If you’re like me, you not only love reading but you also enjoy the opportunity to communicate with the authors of the works that you love. If you’re a fan of the New Pulp movement, then you need to jump over to the New Pulp Heroes Message Board. Just sign up and you’ll be able to share your opinions about various books, ask questions of the authors, and get behind-the-scenes updates on past and upcoming projects from all the major New Pulp publishers. The site just went fully live earlier today so you can get onboard during its infancy!
At the moment I’m writing stories for the second book in a series featuring a new character — the Straw-Man. I wrote the entire first book in about a month!
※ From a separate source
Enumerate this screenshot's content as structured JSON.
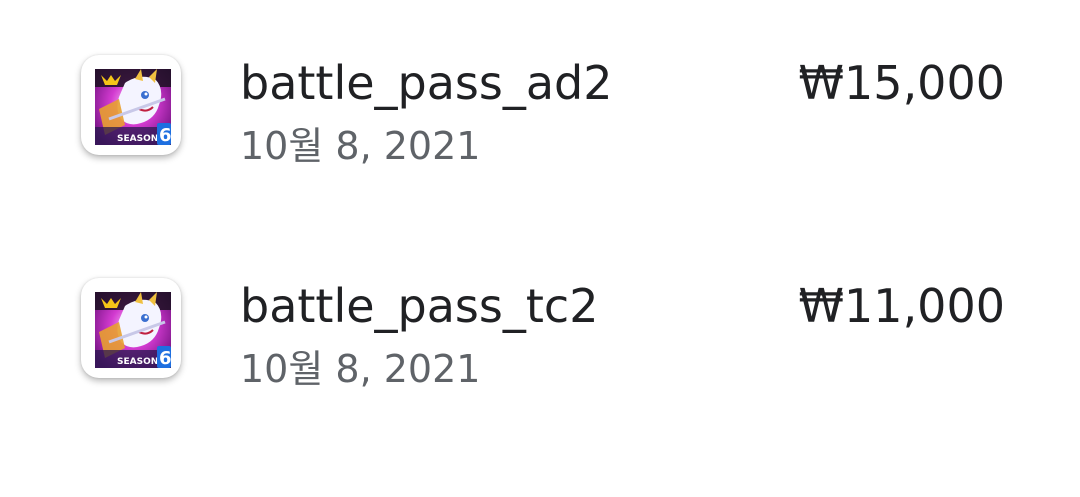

Ever since the character popped into my imagination, the stories have just poured out of me. While I’ve written some great one-off books in recent years (hopefully you’ll get to see the Lilith novel and the Omnium Gatherum book at some point), it’s probably been since I created Gravedigger that I’ve really felt this enthused about a new character. The series combines elements of Celtic mythology, horror, and Bronze Age superheroics for a mix that I think is really unique. Part of what I wanted to do was really expand my universe, focus on creating NEW characters and concepts — so while some things are namedropped along the way, you don’t see any returning characters from my other books in volume one. It’s all about new villains, new organizations, new supporting characters – and, to be honest, I think there are multiple concepts here that are strong enough to carry their own stories.
The image accompanying this post is by artist Mitch Ballard, who is doing the interiors on volume one. It features the Straw-Man confronting one of his enemies, the Midnight Goblin.